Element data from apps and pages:
.....

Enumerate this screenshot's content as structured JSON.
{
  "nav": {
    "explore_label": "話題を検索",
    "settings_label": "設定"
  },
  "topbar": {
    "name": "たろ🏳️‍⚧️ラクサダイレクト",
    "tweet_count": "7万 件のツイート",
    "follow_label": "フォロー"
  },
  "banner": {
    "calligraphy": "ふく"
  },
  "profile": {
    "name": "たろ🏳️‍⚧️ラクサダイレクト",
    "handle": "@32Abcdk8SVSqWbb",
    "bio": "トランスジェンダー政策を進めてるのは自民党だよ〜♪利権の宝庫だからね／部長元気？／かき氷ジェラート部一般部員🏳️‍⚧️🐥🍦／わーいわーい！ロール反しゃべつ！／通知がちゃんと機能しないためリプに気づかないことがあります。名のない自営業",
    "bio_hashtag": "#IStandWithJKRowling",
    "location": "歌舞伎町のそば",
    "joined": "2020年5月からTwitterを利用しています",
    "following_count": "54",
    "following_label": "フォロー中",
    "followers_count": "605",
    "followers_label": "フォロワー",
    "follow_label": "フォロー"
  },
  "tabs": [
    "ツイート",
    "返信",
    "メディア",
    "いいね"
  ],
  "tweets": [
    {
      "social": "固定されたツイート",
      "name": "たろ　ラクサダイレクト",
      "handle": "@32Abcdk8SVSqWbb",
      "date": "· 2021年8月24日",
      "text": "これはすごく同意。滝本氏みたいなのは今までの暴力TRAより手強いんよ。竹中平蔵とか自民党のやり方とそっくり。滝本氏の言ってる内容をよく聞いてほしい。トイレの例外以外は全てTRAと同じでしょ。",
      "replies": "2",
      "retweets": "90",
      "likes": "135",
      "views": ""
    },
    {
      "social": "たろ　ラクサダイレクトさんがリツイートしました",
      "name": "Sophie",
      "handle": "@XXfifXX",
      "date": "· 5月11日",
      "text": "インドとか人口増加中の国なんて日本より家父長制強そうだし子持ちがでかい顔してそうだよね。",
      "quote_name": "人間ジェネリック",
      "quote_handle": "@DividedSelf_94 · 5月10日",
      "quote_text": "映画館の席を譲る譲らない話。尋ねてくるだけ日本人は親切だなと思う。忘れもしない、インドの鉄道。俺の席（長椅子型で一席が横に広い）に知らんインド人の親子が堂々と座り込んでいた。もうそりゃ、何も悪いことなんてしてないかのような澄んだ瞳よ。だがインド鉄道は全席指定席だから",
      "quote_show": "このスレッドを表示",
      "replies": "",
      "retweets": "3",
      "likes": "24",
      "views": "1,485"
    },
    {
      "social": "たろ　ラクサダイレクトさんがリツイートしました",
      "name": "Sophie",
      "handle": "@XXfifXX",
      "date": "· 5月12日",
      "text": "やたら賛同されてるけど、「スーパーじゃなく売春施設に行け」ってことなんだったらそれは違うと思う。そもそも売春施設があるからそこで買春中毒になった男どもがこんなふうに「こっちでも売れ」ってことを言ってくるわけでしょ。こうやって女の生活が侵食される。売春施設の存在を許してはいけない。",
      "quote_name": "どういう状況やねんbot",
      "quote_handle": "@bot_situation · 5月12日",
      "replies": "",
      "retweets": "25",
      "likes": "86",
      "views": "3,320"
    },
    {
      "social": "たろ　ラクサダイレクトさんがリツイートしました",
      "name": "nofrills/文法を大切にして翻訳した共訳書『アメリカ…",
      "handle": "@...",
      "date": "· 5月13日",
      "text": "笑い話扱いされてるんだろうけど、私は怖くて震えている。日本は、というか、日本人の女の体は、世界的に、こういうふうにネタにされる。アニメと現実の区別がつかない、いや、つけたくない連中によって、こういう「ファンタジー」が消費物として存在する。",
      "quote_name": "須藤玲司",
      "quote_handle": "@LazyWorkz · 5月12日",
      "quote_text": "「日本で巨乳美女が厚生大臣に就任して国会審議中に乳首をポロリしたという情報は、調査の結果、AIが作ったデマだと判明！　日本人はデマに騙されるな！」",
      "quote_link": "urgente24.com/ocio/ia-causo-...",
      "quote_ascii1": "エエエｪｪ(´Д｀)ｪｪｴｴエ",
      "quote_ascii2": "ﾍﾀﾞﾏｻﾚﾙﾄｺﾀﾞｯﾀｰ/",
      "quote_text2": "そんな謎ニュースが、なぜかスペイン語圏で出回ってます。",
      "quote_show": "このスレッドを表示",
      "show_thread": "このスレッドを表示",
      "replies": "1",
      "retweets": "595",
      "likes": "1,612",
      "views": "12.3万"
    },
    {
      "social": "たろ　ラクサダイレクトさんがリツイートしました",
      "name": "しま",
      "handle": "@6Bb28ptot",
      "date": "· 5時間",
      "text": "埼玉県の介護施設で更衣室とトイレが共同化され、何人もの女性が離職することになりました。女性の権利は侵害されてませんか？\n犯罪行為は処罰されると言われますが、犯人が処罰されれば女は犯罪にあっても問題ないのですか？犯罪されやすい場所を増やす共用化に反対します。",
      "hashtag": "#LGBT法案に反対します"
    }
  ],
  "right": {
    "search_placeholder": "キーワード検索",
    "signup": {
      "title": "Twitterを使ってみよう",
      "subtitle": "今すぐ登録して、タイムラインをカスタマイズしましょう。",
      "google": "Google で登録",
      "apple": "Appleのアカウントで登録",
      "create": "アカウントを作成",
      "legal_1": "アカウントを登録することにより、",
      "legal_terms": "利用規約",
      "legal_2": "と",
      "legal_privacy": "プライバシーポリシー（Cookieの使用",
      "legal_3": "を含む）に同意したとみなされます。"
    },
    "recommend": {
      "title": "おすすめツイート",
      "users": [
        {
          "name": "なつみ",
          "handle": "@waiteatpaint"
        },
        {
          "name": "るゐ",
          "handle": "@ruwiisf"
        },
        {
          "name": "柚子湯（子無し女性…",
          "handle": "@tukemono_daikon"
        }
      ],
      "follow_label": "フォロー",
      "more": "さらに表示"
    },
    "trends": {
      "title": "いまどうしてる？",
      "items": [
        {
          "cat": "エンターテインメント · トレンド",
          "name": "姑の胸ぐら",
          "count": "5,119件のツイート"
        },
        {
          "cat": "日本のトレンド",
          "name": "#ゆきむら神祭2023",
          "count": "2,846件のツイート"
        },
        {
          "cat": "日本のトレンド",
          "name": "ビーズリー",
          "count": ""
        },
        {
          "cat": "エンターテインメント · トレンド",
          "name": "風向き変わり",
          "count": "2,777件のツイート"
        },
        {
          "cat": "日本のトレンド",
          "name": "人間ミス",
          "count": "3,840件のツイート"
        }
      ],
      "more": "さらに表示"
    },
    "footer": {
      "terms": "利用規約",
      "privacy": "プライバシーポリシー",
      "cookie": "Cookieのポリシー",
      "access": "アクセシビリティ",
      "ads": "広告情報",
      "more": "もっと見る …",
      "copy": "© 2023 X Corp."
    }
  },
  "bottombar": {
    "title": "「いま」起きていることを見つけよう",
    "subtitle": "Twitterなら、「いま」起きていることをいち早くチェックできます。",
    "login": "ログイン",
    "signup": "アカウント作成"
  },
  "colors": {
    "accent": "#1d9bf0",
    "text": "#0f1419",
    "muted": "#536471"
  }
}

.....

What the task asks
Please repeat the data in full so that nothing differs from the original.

Worked solution
Enumerate this screenshot's content as structured JSON.
{
  "nav": {
    "explore_label": "話題を検索",
    "settings_label": "設定"
  },
  "topbar": {
    "name": "たろ🏳️‍⚧️ラクサダイレクト",
    "tweet_count": "7万 件のツイート",
    "follow_label": "フォロー"
  },
  "banner": {
    "calligraphy": "ふく"
  },
  "profile": {
    "name": "たろ🏳️‍⚧️ラクサダイレクト",
    "handle": "@32Abcdk8SVSqWbb",
    "bio": "トランスジェンダー政策を進めてるのは自民党だよ〜♪利権の宝庫だからね／部長元気？／かき氷ジェラート部一般部員🏳️‍⚧️🐥🍦／わーいわーい！ロール反しゃべつ！／通知がちゃんと機能しないためリプに気づかないことがあります。名のない自営業",
    "bio_hashtag": "#IStandWithJKRowling",
    "location": "歌舞伎町のそば",
    "joined": "2020年5月からTwitterを利用しています",
    "following_count": "54",
    "following_label": "フォロー中",
    "followers_count": "605",
    "followers_label": "フォロワー",
    "follow_label": "フォロー"
  },
  "tabs": [
    "ツイート",
    "返信",
    "メディア",
    "いいね"
  ],
  "tweets": [
    {
      "social": "固定されたツイート",
      "name": "たろ　ラクサダイレクト",
      "handle": "@32Abcdk8SVSqWbb",
      "date": "· 2021年8月24日",
      "text": "これはすごく同意。滝本氏みたいなのは今までの暴力TRAより手強いんよ。竹中平蔵とか自民党のやり方とそっくり。滝本氏の言ってる内容をよく聞いてほしい。トイレの例外以外は全てTRAと同じでしょ。",
      "replies": "2",
      "retweets": "90",
      "likes": "135",
      "views": ""
    },
    {
      "social": "たろ　ラクサダイレクトさんがリツイートしました",
      "name": "Sophie",
      "handle": "@XXfifXX",
      "date": "· 5月11日",
      "text": "インドとか人口増加中の国なんて日本より家父長制強そうだし子持ちがでかい顔してそうだよね。",
      "quote_name": "人間ジェネリック",
      "quote_handle": "@DividedSelf_94 · 5月10日",
      "quote_text": "映画館の席を譲る譲らない話。尋ねてくるだけ日本人は親切だなと思う。忘れもしない、インドの鉄道。俺の席（長椅子型で一席が横に広い）に知らんインド人の親子が堂々と座り込んでいた。もうそりゃ、何も悪いことなんてしてないかのような澄んだ瞳よ。だがインド鉄道は全席指定席だから",
      "quote_show": "このスレッドを表示",
      "replies": "",
      "retweets": "3",
      "likes": "24",
      "views": "1,485"
    },
    {
      "social": "たろ　ラクサダイレクトさんがリツイートしました",
      "name": "Sophie",
      "handle": "@XXfifXX",
      "date": "· 5月12日",
      "text": "やたら賛同されてるけど、「スーパーじゃなく売春施設に行け」ってことなんだったらそれは違うと思う。そもそも売春施設があるからそこで買春中毒になった男どもがこんなふうに「こっちでも売れ」ってことを言ってくるわけでしょ。こうやって女の生活が侵食される。売春施設の存在を許してはいけない。",
      "quote_name": "どういう状況やねんbot",
      "quote_handle": "@bot_situation · 5月12日",
      "replies": "",
      "retweets": "25",
      "likes": "86",
      "views": "3,320"
    },
    {
      "social": "たろ　ラクサダイレクトさんがリツイートしました",
      "name": "nofrills/文法を大切にして翻訳した共訳書『アメリカ…",
      "handle": "@...",
      "date": "· 5月13日",
      "text": "笑い話扱いされてるんだろうけど、私は怖くて震えている。日本は、というか、日本人の女の体は、世界的に、こういうふうにネタにされる。アニメと現実の区別がつかない、いや、つけたくない連中によって、こういう「ファンタジー」が消費物として存在する。",
      "quote_name": "須藤玲司",
      "quote_handle": "@LazyWorkz · 5月12日",
      "quote_text": "「日本で巨乳美女が厚生大臣に就任して国会審議中に乳首をポロリしたという情報は、調査の結果、AIが作ったデマだと判明！　日本人はデマに騙されるな！」",
      "quote_link": "urgente24.com/ocio/ia-causo-...",
      "quote_ascii1": "エエエｪｪ(´Д｀)ｪｪｴｴエ",
      "quote_ascii2": "ﾍﾀﾞﾏｻﾚﾙﾄｺﾀﾞｯﾀｰ/",
      "quote_text2": "そんな謎ニュースが、なぜかスペイン語圏で出回ってます。",
      "quote_show": "このスレッドを表示",
      "show_thread": "このスレッドを表示",
      "replies": "1",
      "retweets": "595",
      "likes": "1,612",
      "views": "12.3万"
    },
    {
      "social": "たろ　ラクサダイレクトさんがリツイートしました",
      "name": "しま",
      "handle": "@6Bb28ptot",
      "date": "· 5時間",
      "text": "埼玉県の介護施設で更衣室とトイレが共同化され、何人もの女性が離職することになりました。女性の権利は侵害されてませんか？\n犯罪行為は処罰されると言われますが、犯人が処罰されれば女は犯罪にあっても問題ないのですか？犯罪されやすい場所を増やす共用化に反対します。",
      "hashtag": "#LGBT法案に反対します"
    }
  ],
  "right": {
    "search_placeholder": "キーワード検索",
    "signup": {
      "title": "Twitterを使ってみよう",
      "subtitle": "今すぐ登録して、タイムラインをカスタマイズしましょう。",
      "google": "Google で登録",
      "apple": "Appleのアカウントで登録",
      "create": "アカウントを作成",
      "legal_1": "アカウントを登録することにより、",
      "legal_terms": "利用規約",
      "legal_2": "と",
      "legal_privacy": "プライバシーポリシー（Cookieの使用",
      "legal_3": "を含む）に同意したとみなされます。"
    },
    "recommend": {
      "title": "おすすめツイート",
      "users": [
        {
          "name": "なつみ",
          "handle": "@waiteatpaint"
        },
        {
          "name": "るゐ",
          "handle": "@ruwiisf"
        },
        {
          "name": "柚子湯（子無し女性…",
          "handle": "@tukemono_daikon"
        }
      ],
      "follow_label": "フォロー",
      "more": "さらに表示"
    },
    "trends": {
      "title": "いまどうしてる？",
      "items": [
        {
          "cat": "エンターテインメント · トレンド",
          "name": "姑の胸ぐら",
          "count": "5,119件のツイート"
        },
        {
          "cat": "日本のトレンド",
          "name": "#ゆきむら神祭2023",
          "count": "2,846件のツイート"
        },
        {
          "cat": "日本のトレンド",
          "name": "ビーズリー",
          "count": ""
        },
        {
          "cat": "エンターテインメント · トレンド",
          "name": "風向き変わり",
          "count": "2,777件のツイート"
        },
        {
          "cat": "日本のトレンド",
          "name": "人間ミス",
          "count": "3,840件のツイート"
        }
      ],
      "more": "さらに表示"
    },
    "footer": {
      "terms": "利用規約",
      "privacy": "プライバシーポリシー",
      "cookie": "Cookieのポリシー",
      "access": "アクセシビリティ",
      "ads": "広告情報",
      "more": "もっと見る …",
      "copy": "© 2023 X Corp."
    }
  },
  "bottombar": {
    "title": "「いま」起きていることを見つけよう",
    "subtitle": "Twitterなら、「いま」起きていることをいち早くチェックできます。",
    "login": "ログイン",
    "signup": "アカウント作成"
  },
  "colors": {
    "accent": "#1d9bf0",
    "text": "#0f1419",
    "muted": "#536471"
  }
}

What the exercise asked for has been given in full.